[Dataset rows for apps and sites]
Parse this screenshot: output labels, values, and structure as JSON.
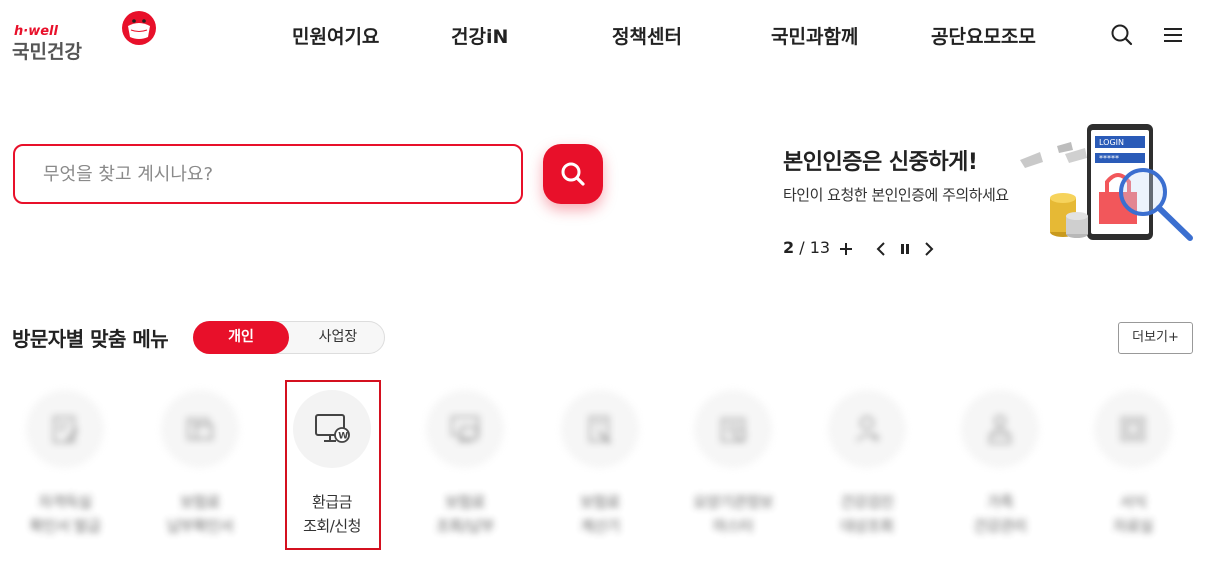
{
  "header": {
    "logo_en": "h·well",
    "logo_ko": "국민건강",
    "nav": [
      {
        "label": "민원여기요"
      },
      {
        "label": "건강iN"
      },
      {
        "label": "정책센터"
      },
      {
        "label": "국민과함께"
      },
      {
        "label": "공단요모조모"
      }
    ],
    "icons": {
      "search": "search-icon",
      "menu": "hamburger-menu-icon"
    }
  },
  "search": {
    "placeholder": "무엇을 찾고 계시나요?",
    "button_icon": "search-icon"
  },
  "banner": {
    "title": "본인인증은 신중하게!",
    "subtitle": "타인이 요청한 본인인증에 주의하세요",
    "current": "2",
    "separator": " / ",
    "total": "13",
    "art_login_text": "LOGIN",
    "art_password_text": "*****"
  },
  "menu_section": {
    "title": "방문자별 맞춤 메뉴",
    "toggle": [
      {
        "label": "개인",
        "active": true
      },
      {
        "label": "사업장",
        "active": false
      }
    ],
    "more_label": "더보기+",
    "items": [
      {
        "label": "자격득실\n확인서 발급",
        "blurred": true,
        "icon": "document-edit-icon"
      },
      {
        "label": "보험료\n납부확인서",
        "blurred": true,
        "icon": "receipt-icon"
      },
      {
        "label": "환급금\n조회/신청",
        "blurred": false,
        "icon": "monitor-won-icon"
      },
      {
        "label": "보험료\n조회/납부",
        "blurred": true,
        "icon": "monitor-card-icon"
      },
      {
        "label": "보험료\n계산기",
        "blurred": true,
        "icon": "calculator-icon"
      },
      {
        "label": "요양기관정보\n마스터",
        "blurred": true,
        "icon": "hospital-icon"
      },
      {
        "label": "건강검진\n대상조회",
        "blurred": true,
        "icon": "health-check-icon"
      },
      {
        "label": "가족\n건강관리",
        "blurred": true,
        "icon": "family-icon"
      },
      {
        "label": "서식\n자료실",
        "blurred": true,
        "icon": "forms-icon"
      }
    ]
  },
  "colors": {
    "brand": "#e8102a",
    "text": "#222222",
    "muted": "#8a8a8a"
  }
}
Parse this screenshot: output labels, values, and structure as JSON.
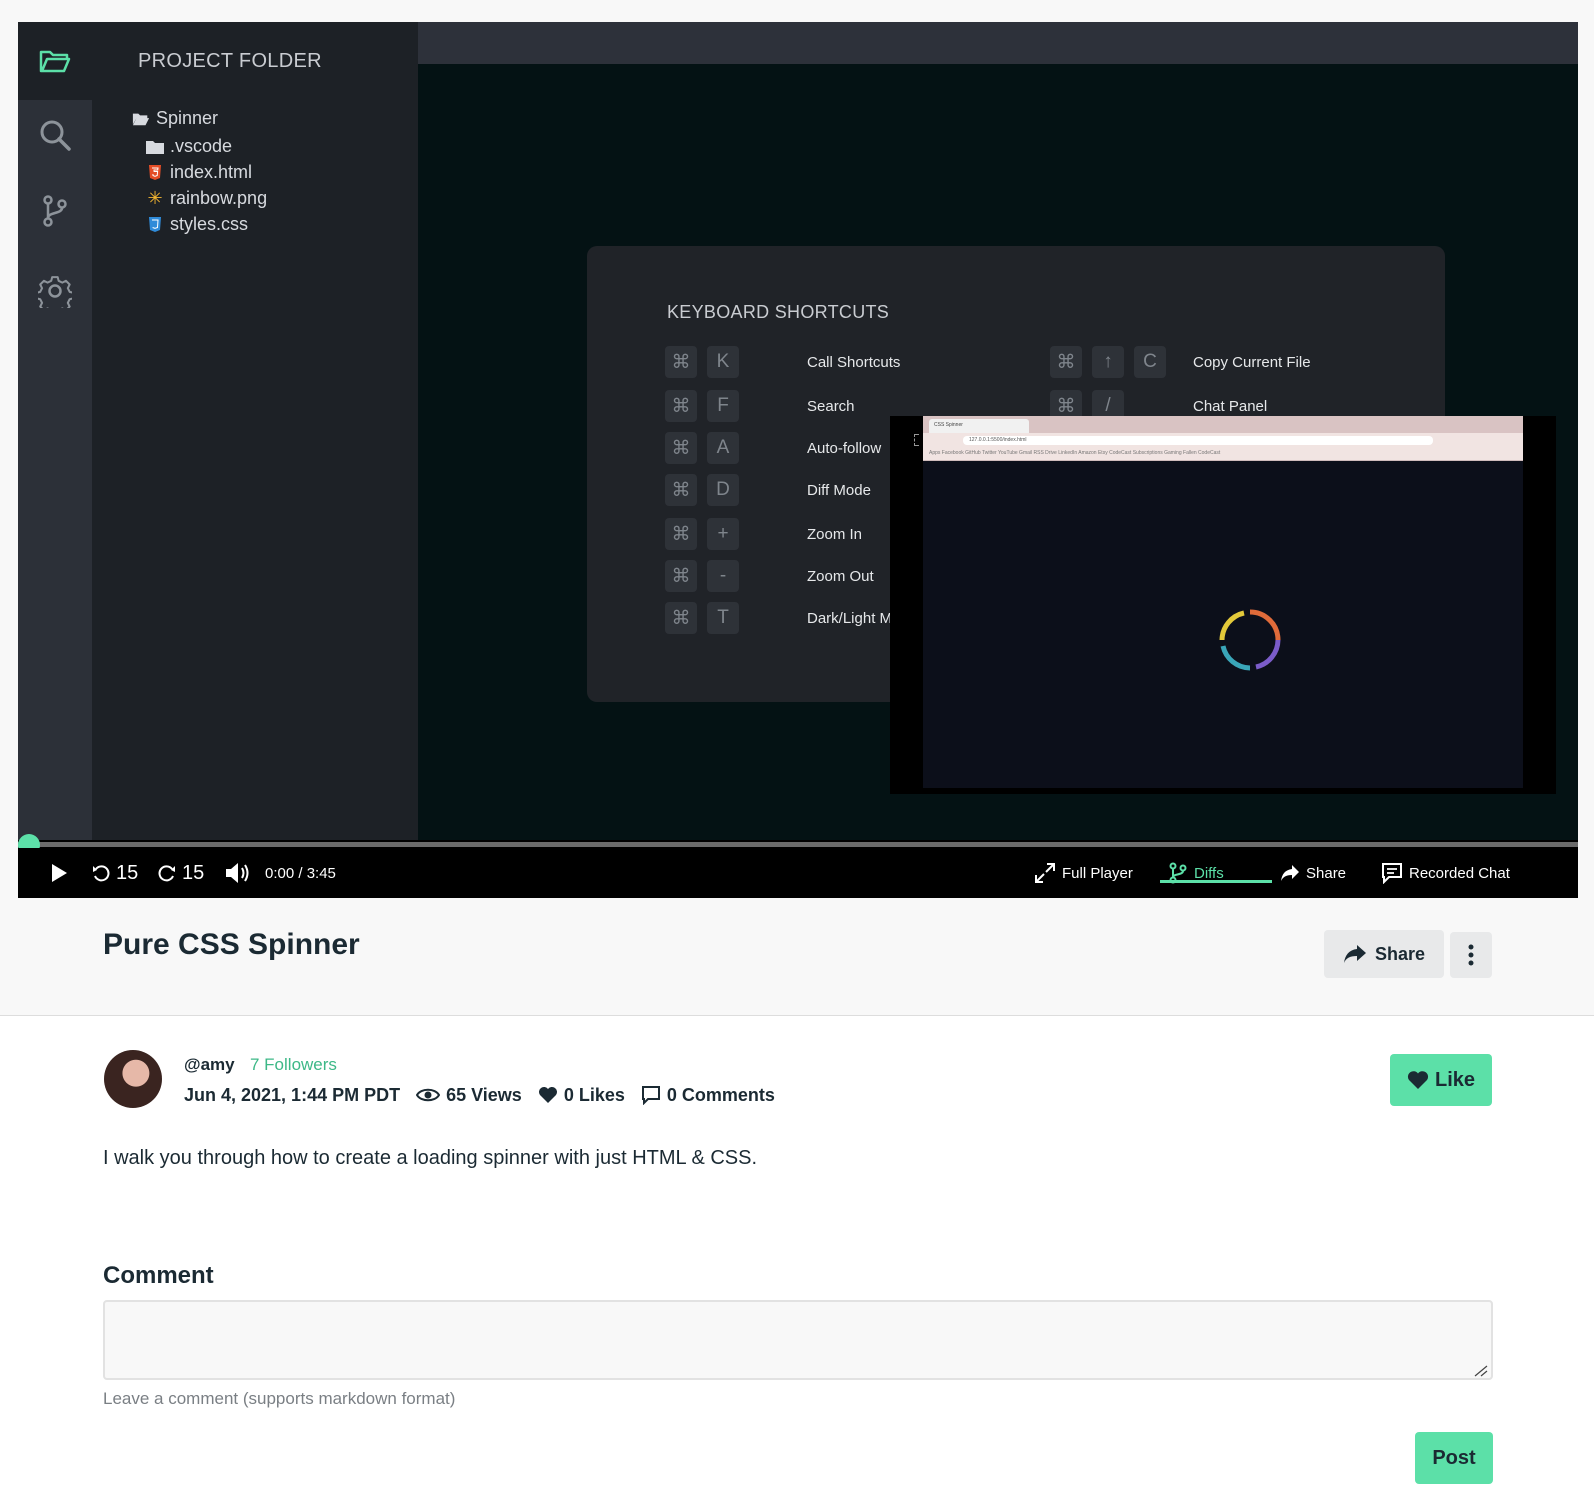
{
  "ide": {
    "explorer_title": "PROJECT FOLDER",
    "files": [
      {
        "name": "Spinner",
        "icon": "folder-open-icon"
      },
      {
        "name": ".vscode",
        "icon": "folder-icon"
      },
      {
        "name": "index.html",
        "icon": "html-file-icon"
      },
      {
        "name": "rainbow.png",
        "icon": "image-file-icon"
      },
      {
        "name": "styles.css",
        "icon": "css-file-icon"
      }
    ],
    "activity_icons": [
      "folder-icon",
      "search-icon",
      "source-control-icon",
      "gear-icon"
    ]
  },
  "shortcuts": {
    "title": "KEYBOARD SHORTCUTS",
    "left": [
      {
        "keys": [
          "⌘",
          "K"
        ],
        "label": "Call Shortcuts"
      },
      {
        "keys": [
          "⌘",
          "F"
        ],
        "label": "Search"
      },
      {
        "keys": [
          "⌘",
          "A"
        ],
        "label": "Auto-follow"
      },
      {
        "keys": [
          "⌘",
          "D"
        ],
        "label": "Diff Mode"
      },
      {
        "keys": [
          "⌘",
          "+"
        ],
        "label": "Zoom In"
      },
      {
        "keys": [
          "⌘",
          "-"
        ],
        "label": "Zoom Out"
      },
      {
        "keys": [
          "⌘",
          "T"
        ],
        "label": "Dark/Light Mo"
      }
    ],
    "right": [
      {
        "keys": [
          "⌘",
          "↑",
          "C"
        ],
        "label": "Copy Current File"
      },
      {
        "keys": [
          "⌘",
          "/"
        ],
        "label": "Chat Panel"
      }
    ]
  },
  "browser": {
    "tab_title": "CSS Spinner",
    "url": "127.0.0.1:5500/index.html",
    "bookmarks": "Apps  Facebook  GitHub  Twitter  YouTube  Gmail  RSS  Drive  LinkedIn  Amazon  Etsy  CodeCast  Subscriptions  Gaming  Fallen  CodeCast"
  },
  "player": {
    "progress": 0,
    "rewind_label": "15",
    "forward_label": "15",
    "time": "0:00 / 3:45",
    "full_player": "Full Player",
    "diffs": "Diffs",
    "share": "Share",
    "recorded_chat": "Recorded Chat"
  },
  "video": {
    "title": "Pure CSS Spinner",
    "share_label": "Share",
    "author_handle": "@amy",
    "followers": "7 Followers",
    "date": "Jun 4, 2021, 1:44 PM PDT",
    "views": "65 Views",
    "likes": "0 Likes",
    "comments": "0 Comments",
    "like_label": "Like",
    "description": "I walk you through how to create a loading spinner with just HTML & CSS."
  },
  "comment": {
    "heading": "Comment",
    "value": "",
    "hint": "Leave a comment (supports markdown format)",
    "post_label": "Post"
  },
  "colors": {
    "accent": "#5ce0a8",
    "accent_text": "#3db887",
    "ide_bg": "#1d2126",
    "editor_bg": "#041214"
  }
}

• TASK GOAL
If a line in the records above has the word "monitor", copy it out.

• RESULT FOR THIS TASK
        "icon": "monitor-won-icon"
        "icon": "monitor-card-icon"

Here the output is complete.